- WHAT THE EXERCISE ASKS -
Scan the listing below. Return every line containing the string "JSON".

BEGIN

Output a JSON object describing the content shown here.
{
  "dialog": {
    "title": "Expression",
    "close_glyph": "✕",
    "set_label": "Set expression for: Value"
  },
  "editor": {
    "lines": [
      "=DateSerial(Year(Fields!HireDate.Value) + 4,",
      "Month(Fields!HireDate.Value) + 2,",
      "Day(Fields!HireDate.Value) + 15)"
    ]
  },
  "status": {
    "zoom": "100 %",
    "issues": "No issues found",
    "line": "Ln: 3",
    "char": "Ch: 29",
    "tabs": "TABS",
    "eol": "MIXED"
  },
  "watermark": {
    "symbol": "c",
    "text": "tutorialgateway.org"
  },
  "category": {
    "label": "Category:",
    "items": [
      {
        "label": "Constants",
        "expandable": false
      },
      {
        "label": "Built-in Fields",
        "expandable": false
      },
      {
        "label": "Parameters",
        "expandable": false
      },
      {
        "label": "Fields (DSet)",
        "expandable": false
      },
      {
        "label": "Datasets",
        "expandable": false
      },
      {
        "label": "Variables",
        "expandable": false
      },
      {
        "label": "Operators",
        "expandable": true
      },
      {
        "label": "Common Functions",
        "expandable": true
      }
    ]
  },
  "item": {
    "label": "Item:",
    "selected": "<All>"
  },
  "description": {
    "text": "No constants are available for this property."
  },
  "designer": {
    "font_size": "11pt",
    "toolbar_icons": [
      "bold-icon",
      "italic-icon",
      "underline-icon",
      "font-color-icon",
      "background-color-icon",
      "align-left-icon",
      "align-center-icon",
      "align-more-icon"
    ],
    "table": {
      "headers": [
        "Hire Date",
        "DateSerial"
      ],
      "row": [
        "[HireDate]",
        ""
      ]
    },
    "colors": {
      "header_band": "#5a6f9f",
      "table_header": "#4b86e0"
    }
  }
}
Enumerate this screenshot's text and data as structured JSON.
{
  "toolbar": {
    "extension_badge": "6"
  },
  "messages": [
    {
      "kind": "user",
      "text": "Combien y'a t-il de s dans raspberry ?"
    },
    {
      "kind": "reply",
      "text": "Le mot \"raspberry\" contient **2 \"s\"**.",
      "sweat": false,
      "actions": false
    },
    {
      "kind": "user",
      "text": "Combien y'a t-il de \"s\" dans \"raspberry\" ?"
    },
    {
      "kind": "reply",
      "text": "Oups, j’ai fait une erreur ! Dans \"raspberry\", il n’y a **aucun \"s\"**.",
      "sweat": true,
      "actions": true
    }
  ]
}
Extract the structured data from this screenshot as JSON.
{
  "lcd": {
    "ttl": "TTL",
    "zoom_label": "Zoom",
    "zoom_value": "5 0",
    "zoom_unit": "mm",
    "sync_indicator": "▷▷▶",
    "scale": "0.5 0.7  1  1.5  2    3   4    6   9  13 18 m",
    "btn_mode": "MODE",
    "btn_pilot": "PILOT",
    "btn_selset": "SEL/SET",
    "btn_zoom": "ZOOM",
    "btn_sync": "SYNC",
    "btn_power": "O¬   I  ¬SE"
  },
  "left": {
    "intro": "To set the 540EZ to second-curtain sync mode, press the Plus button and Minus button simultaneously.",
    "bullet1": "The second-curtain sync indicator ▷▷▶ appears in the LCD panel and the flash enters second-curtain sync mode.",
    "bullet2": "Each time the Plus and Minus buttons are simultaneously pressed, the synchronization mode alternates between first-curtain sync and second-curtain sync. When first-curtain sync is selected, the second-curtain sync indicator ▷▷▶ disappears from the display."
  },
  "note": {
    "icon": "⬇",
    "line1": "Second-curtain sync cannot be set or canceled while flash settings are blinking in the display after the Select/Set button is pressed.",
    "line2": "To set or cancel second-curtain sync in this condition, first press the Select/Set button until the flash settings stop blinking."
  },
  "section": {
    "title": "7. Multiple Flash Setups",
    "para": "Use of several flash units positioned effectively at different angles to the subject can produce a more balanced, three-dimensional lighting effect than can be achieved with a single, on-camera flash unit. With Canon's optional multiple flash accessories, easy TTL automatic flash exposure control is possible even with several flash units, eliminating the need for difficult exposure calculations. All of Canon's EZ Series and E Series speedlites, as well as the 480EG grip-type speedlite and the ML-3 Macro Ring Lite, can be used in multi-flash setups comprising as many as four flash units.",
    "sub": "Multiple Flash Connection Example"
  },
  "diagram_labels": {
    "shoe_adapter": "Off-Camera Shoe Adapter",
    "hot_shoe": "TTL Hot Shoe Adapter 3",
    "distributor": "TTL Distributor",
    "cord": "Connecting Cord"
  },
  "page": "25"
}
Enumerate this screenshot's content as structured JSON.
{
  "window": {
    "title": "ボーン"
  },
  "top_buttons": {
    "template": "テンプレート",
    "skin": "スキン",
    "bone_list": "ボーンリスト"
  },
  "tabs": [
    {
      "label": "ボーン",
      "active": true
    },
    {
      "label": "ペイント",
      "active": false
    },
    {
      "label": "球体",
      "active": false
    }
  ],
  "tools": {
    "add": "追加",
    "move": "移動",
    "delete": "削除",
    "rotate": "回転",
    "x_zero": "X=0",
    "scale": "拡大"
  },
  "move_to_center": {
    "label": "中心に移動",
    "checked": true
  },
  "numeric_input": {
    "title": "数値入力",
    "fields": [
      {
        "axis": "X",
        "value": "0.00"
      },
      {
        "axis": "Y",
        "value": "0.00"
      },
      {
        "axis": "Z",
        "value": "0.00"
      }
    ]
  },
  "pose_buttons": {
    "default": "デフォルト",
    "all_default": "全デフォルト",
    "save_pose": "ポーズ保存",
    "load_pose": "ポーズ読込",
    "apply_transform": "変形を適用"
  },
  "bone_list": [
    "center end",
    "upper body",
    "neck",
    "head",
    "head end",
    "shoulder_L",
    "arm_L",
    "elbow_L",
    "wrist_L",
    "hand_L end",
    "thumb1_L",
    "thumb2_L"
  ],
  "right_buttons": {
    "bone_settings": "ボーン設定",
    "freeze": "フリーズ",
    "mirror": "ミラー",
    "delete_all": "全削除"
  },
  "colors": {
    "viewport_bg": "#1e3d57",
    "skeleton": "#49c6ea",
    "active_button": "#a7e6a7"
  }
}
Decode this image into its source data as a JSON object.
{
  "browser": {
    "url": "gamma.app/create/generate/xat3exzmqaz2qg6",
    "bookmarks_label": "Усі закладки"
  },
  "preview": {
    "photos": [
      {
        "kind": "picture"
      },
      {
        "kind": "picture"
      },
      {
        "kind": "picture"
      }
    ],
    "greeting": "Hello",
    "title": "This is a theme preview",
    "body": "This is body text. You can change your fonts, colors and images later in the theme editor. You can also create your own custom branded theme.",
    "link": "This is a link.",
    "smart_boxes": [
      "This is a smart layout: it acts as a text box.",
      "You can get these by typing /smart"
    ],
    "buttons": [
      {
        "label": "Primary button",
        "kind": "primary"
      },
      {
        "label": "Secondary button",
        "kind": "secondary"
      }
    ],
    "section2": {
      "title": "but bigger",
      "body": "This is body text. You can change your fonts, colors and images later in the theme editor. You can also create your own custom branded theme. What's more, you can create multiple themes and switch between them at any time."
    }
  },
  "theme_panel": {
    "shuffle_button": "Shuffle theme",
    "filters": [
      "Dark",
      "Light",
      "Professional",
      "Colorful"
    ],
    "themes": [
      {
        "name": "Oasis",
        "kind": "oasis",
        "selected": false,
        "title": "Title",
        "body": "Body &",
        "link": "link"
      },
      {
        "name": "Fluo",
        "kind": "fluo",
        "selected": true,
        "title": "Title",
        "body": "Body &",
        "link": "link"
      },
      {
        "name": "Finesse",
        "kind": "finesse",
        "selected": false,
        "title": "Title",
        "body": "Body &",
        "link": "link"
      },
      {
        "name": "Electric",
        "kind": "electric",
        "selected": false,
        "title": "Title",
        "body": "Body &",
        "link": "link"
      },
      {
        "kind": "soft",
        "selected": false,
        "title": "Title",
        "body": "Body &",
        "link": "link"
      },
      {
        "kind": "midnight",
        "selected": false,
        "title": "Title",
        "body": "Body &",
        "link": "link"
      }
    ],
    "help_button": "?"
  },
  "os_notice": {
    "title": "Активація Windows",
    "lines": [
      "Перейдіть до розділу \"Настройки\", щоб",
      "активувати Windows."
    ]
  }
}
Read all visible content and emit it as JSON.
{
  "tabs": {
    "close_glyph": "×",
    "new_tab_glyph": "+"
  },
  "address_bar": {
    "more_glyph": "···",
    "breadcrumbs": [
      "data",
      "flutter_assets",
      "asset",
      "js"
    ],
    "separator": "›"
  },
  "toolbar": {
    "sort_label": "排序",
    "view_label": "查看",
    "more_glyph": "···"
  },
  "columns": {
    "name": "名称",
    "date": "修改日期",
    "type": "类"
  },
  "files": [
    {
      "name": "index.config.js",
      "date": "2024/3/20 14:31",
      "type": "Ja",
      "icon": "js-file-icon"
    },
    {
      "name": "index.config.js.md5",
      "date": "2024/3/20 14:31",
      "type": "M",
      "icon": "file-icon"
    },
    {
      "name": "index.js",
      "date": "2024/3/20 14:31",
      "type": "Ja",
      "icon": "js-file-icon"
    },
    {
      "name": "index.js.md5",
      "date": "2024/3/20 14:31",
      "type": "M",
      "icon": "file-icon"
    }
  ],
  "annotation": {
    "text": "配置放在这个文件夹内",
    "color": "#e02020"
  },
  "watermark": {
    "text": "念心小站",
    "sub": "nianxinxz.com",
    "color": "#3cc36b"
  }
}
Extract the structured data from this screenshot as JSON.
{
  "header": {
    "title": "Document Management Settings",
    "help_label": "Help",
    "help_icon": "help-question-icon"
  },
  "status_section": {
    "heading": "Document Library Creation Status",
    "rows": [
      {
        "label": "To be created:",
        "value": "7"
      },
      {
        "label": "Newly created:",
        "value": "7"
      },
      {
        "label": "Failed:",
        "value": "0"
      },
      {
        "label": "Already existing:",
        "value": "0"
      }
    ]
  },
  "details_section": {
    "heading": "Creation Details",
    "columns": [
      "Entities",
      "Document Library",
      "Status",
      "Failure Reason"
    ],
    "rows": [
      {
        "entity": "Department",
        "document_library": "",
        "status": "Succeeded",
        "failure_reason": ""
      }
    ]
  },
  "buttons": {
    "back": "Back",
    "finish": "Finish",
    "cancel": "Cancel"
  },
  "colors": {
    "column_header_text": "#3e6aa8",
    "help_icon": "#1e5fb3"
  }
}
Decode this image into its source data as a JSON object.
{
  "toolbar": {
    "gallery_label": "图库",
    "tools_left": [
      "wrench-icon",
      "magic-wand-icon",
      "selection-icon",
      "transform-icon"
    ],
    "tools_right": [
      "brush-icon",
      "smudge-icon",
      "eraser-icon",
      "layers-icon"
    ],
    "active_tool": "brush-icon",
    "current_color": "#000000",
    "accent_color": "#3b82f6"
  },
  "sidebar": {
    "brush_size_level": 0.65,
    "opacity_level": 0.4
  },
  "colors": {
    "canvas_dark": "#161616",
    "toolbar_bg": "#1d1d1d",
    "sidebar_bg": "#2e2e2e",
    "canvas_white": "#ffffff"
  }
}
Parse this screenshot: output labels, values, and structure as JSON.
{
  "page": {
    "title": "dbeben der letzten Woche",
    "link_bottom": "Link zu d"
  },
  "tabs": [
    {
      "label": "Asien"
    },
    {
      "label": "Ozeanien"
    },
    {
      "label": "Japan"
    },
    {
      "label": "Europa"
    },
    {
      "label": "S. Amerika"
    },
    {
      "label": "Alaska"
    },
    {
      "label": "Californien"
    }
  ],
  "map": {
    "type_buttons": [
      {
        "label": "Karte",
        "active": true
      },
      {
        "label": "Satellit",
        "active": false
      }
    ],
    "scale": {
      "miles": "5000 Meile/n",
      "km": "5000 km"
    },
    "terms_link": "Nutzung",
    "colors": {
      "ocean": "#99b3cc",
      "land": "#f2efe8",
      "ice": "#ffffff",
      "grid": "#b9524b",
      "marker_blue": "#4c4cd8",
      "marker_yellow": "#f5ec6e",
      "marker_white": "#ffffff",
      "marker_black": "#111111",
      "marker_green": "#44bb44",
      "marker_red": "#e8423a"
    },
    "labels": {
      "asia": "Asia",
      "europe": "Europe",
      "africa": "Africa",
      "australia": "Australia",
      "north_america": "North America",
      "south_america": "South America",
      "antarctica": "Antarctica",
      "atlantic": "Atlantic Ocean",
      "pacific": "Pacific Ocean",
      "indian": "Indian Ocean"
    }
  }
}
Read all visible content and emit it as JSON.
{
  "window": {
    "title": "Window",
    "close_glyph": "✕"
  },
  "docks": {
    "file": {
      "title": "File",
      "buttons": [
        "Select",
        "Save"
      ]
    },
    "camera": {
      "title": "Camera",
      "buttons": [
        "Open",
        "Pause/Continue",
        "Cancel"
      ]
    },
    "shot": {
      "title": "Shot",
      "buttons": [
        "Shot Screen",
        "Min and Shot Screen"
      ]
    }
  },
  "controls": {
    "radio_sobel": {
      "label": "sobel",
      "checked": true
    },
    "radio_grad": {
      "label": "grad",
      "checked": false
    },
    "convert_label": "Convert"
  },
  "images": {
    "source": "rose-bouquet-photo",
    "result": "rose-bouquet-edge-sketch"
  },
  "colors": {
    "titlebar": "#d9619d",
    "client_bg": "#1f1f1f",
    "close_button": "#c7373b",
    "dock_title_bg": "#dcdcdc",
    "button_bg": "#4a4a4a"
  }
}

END

- WRITTEN RESPONSE -
Output a JSON object describing the content shown here.
Enumerate this screenshot's text and data as structured JSON.
Extract the structured data from this screenshot as JSON.
Enumerate this screenshot's content as structured JSON.
Decode this image into its source data as a JSON object.
Read all visible content and emit it as JSON.
Extract the structured data from this screenshot as JSON.
Decode this image into its source data as a JSON object.
Parse this screenshot: output labels, values, and structure as JSON.
Read all visible content and emit it as JSON.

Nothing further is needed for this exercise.